First Look: Often when perusing cigars, whether in a shop or online, the first thing you see is the band. That sometimes ornate piece of artwork adorning the shoulder of the cigar. Most of the time these bands are merely the name of the company that manufactured the cigar, but more often than not, they are masterpieces of the graphic arts in miniature. Colorful, sometimes with foil embellishments or embossed, they have become collectible art in and of themselves, while serving as the manufacturers signature crest.

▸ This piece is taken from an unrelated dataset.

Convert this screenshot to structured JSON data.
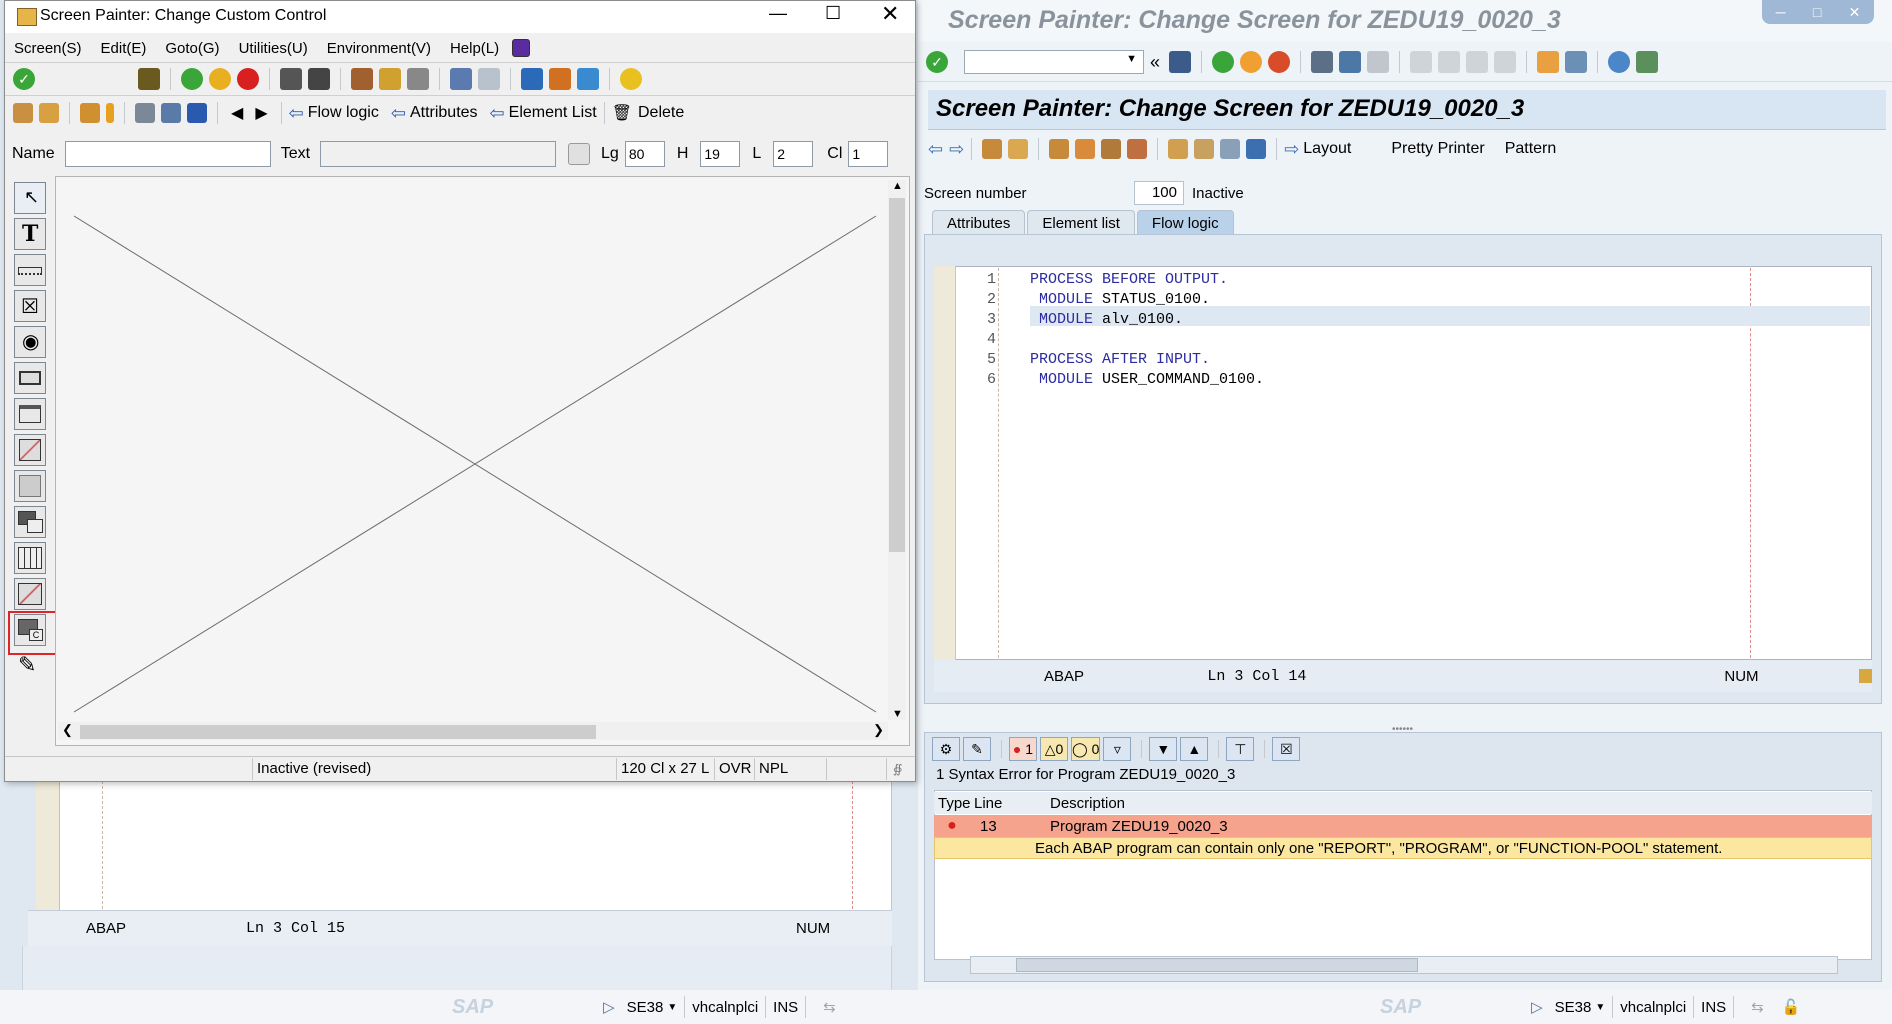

There are at least a couple of theories about how and why cigar bands came into existence. One says that the bands were attached to prevent nicotine staining the smoker’s fingers, while another says it was of course, an early attempt at advertising. Either way, the question always asked, is whether or not to remove the band when smoking. In Europe, they tend to remove the band prior to smoking. Here in the U.S. we usually leave them on until we have finished smoking, primarily this is so that we don’t risk tearing the wrapper leaf, rendering our cigar hard to smoke properly.
The Smoke: Some think of cigars as just bigger, brown cigarettes. This could not of course be any further from fact. Smoke a cigar with the same drag and inhale method as you would a cigarette and you will not only miss the whole point of enjoyment, you might give yourself a rush, and may also end up a little queasy. Cigars contain significantly higher amounts of nicotine than cigarettes. In addition, it would be time consuming and very expensive.

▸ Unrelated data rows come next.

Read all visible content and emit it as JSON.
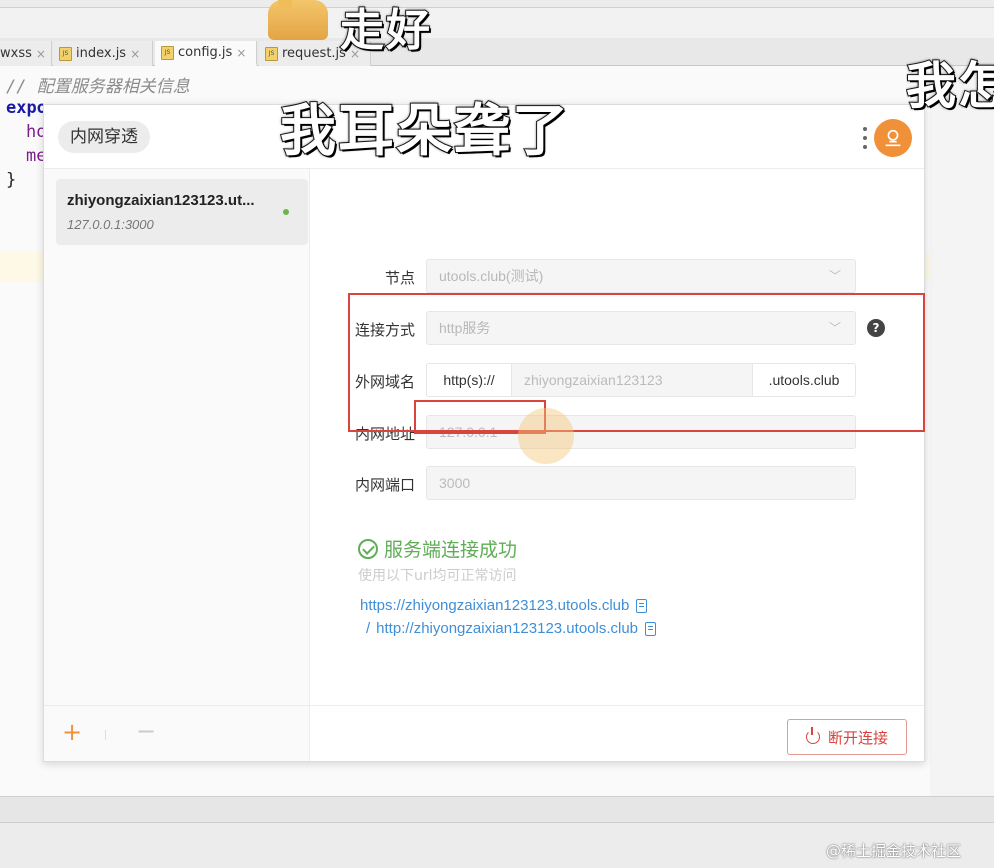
{
  "ide": {
    "tabs": [
      {
        "label": "wxss",
        "icon": "wxss-file-icon"
      },
      {
        "label": "index.js",
        "icon": "js-file-icon"
      },
      {
        "label": "config.js",
        "icon": "js-file-icon",
        "active": true
      },
      {
        "label": "request.js",
        "icon": "js-file-icon"
      }
    ],
    "close_glyph": "×",
    "code": {
      "comment": "// 配置服务器相关信息",
      "line2": "expo",
      "line3": "ho",
      "line4": "me",
      "line5": "}"
    }
  },
  "captions": {
    "top": "走好",
    "middle": "我耳朵聋了",
    "right": "我怎"
  },
  "window": {
    "title": "内网穿透",
    "avatar_icon": "cloud-user-icon",
    "tunnels": [
      {
        "name": "zhiyongzaixian123123.ut...",
        "address": "127.0.0.1:3000",
        "status_color": "#6bb54a"
      }
    ],
    "sidebar_footer": {
      "add": "+",
      "remove": "−"
    },
    "form": {
      "node_label": "节点",
      "node_value": "utools.club(测试)",
      "conn_label": "连接方式",
      "conn_value": "http服务",
      "help": "?",
      "domain_label": "外网域名",
      "domain_prefix": "http(s)://",
      "domain_value": "zhiyongzaixian123123",
      "domain_suffix": ".utools.club",
      "addr_label": "内网地址",
      "addr_value": "127.0.0.1",
      "port_label": "内网端口",
      "port_value": "3000"
    },
    "status": {
      "success_text": "服务端连接成功",
      "hint": "使用以下url均可正常访问",
      "https_url": "https://zhiyongzaixian123123.utools.club",
      "separator": "/",
      "http_url": "http://zhiyongzaixian123123.utools.club"
    },
    "disconnect_label": "断开连接"
  },
  "watermark": "@稀土掘金技术社区",
  "colors": {
    "accent": "#f0913a",
    "success": "#5fae56",
    "link": "#3e8fd8",
    "danger": "#d9443e"
  }
}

A cigar should never be inhaled, ever. The smoke should roll around your mouth, imparting its flavor profile on your palate and its aroma on your nose. Take your time with your investment in pleasure, a good corona should take 30-40 minutes to smoke and a Churchill should take well over an hour. Feel the stick in your hand, roll it between your fingers, taste it, smell it, look at it. Experience the sensation of getting everything from the seed, to the leaf, to the earth in which it was grown, to the mastery of the artisan roller who crafted it into the fine cigar you hold in your hand.

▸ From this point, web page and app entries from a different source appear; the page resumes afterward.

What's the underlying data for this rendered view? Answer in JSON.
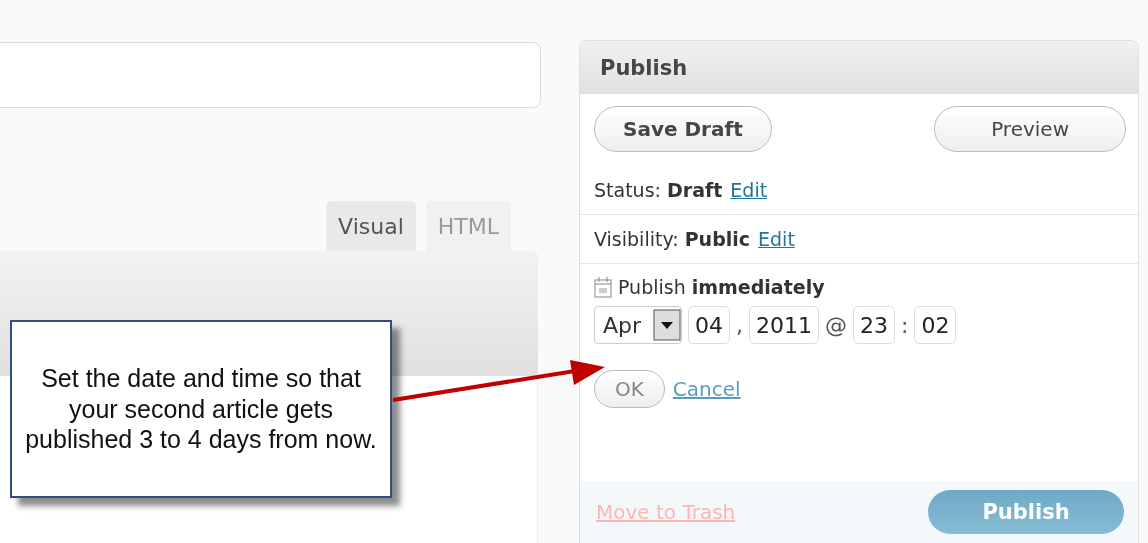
{
  "editor_tabs": [
    {
      "label": "Visual",
      "selected": true
    },
    {
      "label": "HTML",
      "selected": false
    }
  ],
  "publish_box": {
    "title": "Publish",
    "save_draft": "Save Draft",
    "preview": "Preview",
    "rows": [
      {
        "text": "Status: **Draft**",
        "link": "Edit"
      },
      {
        "text": "Visibility: **Public**",
        "link": "Edit"
      }
    ],
    "schedule": {
      "text": "Publish **immediately**",
      "month": "Apr",
      "day": "04",
      "comma": ",",
      "year": "2011",
      "at": "@",
      "hour": "23",
      "colon": ":",
      "minute": "02",
      "ok": "OK",
      "cancel": "Cancel"
    },
    "trash": "Move to Trash",
    "publish": "Publish"
  },
  "callout": "Set the date and time so that your second article gets published 3 to 4 days from now."
}
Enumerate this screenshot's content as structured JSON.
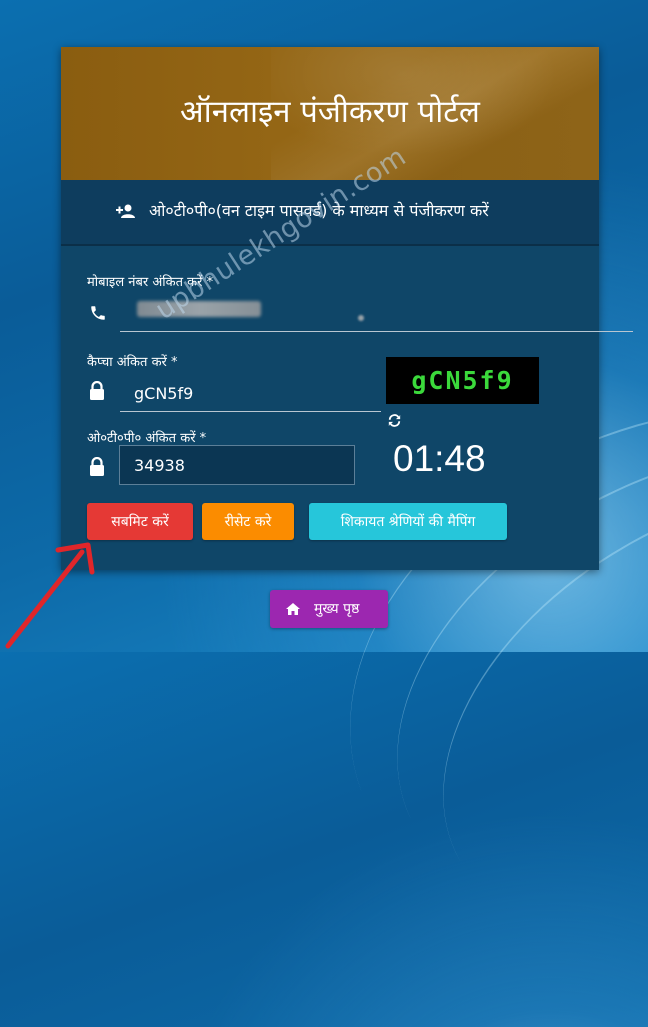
{
  "header": {
    "title": "ऑनलाइन पंजीकरण पोर्टल"
  },
  "subheader": {
    "text": "ओ०टी०पी०(वन टाइम पासवर्ड) के माध्यम से पंजीकरण करें",
    "icon": "add-user-icon"
  },
  "mobile": {
    "label": "मोबाइल नंबर अंकित करें *",
    "icon": "phone-icon"
  },
  "captcha": {
    "label": "कैप्चा अंकित करें *",
    "input_value": "gCN5f9",
    "image_text": "gCN5f9",
    "icon": "lock-icon",
    "refresh_icon": "refresh-icon"
  },
  "otp": {
    "label": "ओ०टी०पी० अंकित करें *",
    "input_value": "34938",
    "icon": "lock-icon"
  },
  "timer": {
    "value": "01:48"
  },
  "buttons": {
    "submit": "सबमिट करें",
    "reset": "रीसेट करे",
    "complaint": "शिकायत श्रेणियों की मैपिंग"
  },
  "home": {
    "label": "मुख्य पृष्ठ",
    "icon": "home-icon"
  },
  "watermark": "upbhulekhgovin.com",
  "colors": {
    "header": "#946615",
    "card": "#0f4668",
    "submit": "#e53935",
    "reset": "#fb8c00",
    "complaint": "#26c6da",
    "home": "#9c27b0",
    "captcha_text": "#3bd93b",
    "arrow": "#e0262a"
  }
}
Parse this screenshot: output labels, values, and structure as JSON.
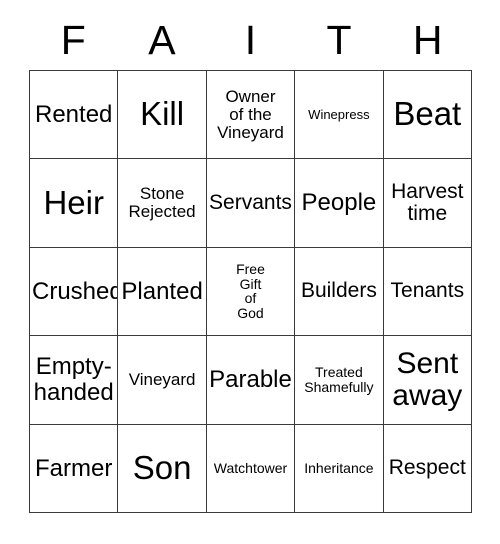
{
  "card": {
    "header_letters": [
      "F",
      "A",
      "I",
      "T",
      "H"
    ],
    "rows": [
      [
        {
          "text": "Rented",
          "size": "md"
        },
        {
          "text": "Kill",
          "size": "xl"
        },
        {
          "text": "Owner\nof the\nVineyard",
          "size": "xs"
        },
        {
          "text": "Winepress",
          "size": "tiny"
        },
        {
          "text": "Beat",
          "size": "xl"
        }
      ],
      [
        {
          "text": "Heir",
          "size": "xl"
        },
        {
          "text": "Stone\nRejected",
          "size": "xs"
        },
        {
          "text": "Servants",
          "size": "sm"
        },
        {
          "text": "People",
          "size": "md"
        },
        {
          "text": "Harvest\ntime",
          "size": "sm"
        }
      ],
      [
        {
          "text": "Crushed",
          "size": "md"
        },
        {
          "text": "Planted",
          "size": "md"
        },
        {
          "text": "Free\nGift\nof\nGod",
          "size": "xxs"
        },
        {
          "text": "Builders",
          "size": "sm"
        },
        {
          "text": "Tenants",
          "size": "sm"
        }
      ],
      [
        {
          "text": "Empty-\nhanded",
          "size": "md"
        },
        {
          "text": "Vineyard",
          "size": "xs"
        },
        {
          "text": "Parable",
          "size": "md"
        },
        {
          "text": "Treated\nShamefully",
          "size": "xxs"
        },
        {
          "text": "Sent\naway",
          "size": "lg"
        }
      ],
      [
        {
          "text": "Farmer",
          "size": "md"
        },
        {
          "text": "Son",
          "size": "xl"
        },
        {
          "text": "Watchtower",
          "size": "xxs"
        },
        {
          "text": "Inheritance",
          "size": "xxs"
        },
        {
          "text": "Respect",
          "size": "sm"
        }
      ]
    ]
  },
  "colors": {
    "background": "#ffffff",
    "text": "#000000",
    "grid_line": "#3a3a3a"
  }
}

If your cigar should go out, and it will, gently tap the ash to reveal the foot end, and after you have blown through it to expel any stale smoke, relight it. Relax and enjoy. Life is too short to rush a cigar.
The Ash: If you are smoking your cigar properly, long smooth pulls, not short, quick puffs. You will see a significant difference in your ash. It will burn down and be replaced by an even round ash. Ash color can also signify the quality of your cigar, A white ash is usually a far superior cigar, or at least one that came from very good soil, much like a fine wine is indicative of the vineyard soil in which it grows. A grey ash is preferable to black, because black ash just means the cigar was too moist. To keep your cigars at optimal smoking humidity, remember 70-70, seventy degree temperature and 70% humidity.
You do not need to constantly tap, or flick your ash off, it will fall by itself eventually. But if you must tap, do it gently so as not to disturb the burn. A story is told about Clarence Darrow the famous Scopes “monkey trial” attorney. Wanting to distract jurors from paying too much attention to his opponent, William Jenning Bryant, he lit up a cigar. As the ash at the end of his cigar became longer and longer as he paced about the courtroom, the jurors were amazed at the length, wondering when it would fall. Unbeknownst to them, Mr. Darrow had secreted a wire in his cigar, designed to hold the ash from falling, keeping the jurors wondering and not paying attention to attorney Bryant. Of course the ruse did not affect the outcome of the trial, as Scope was found guilty and levied a fine of $100.00 or about $1500 in today’s money.
The End: When your cigar has been smoked, relit and smoked again, there is no need to stub it out like a cigarette. Left alone it will go out, resting on your ashtray, and when all is said and done, what is left? Why, that cigar band we mentioned above, that can now be safely removed and saved as a collectible or memento. Fill a shadow box with them, paste them to some wood and decoupage or toss them in your workshop drawer until you have hundreds. You could even paste them in a smoking journal with notes about the palate, mouth-feel and aroma of each cigar you sample. However you use the band, it will always stand as a reminder of the time you spent enjoying a natural, organic product whose sole purpose was to give you pleasure. And that, is what cigars do best.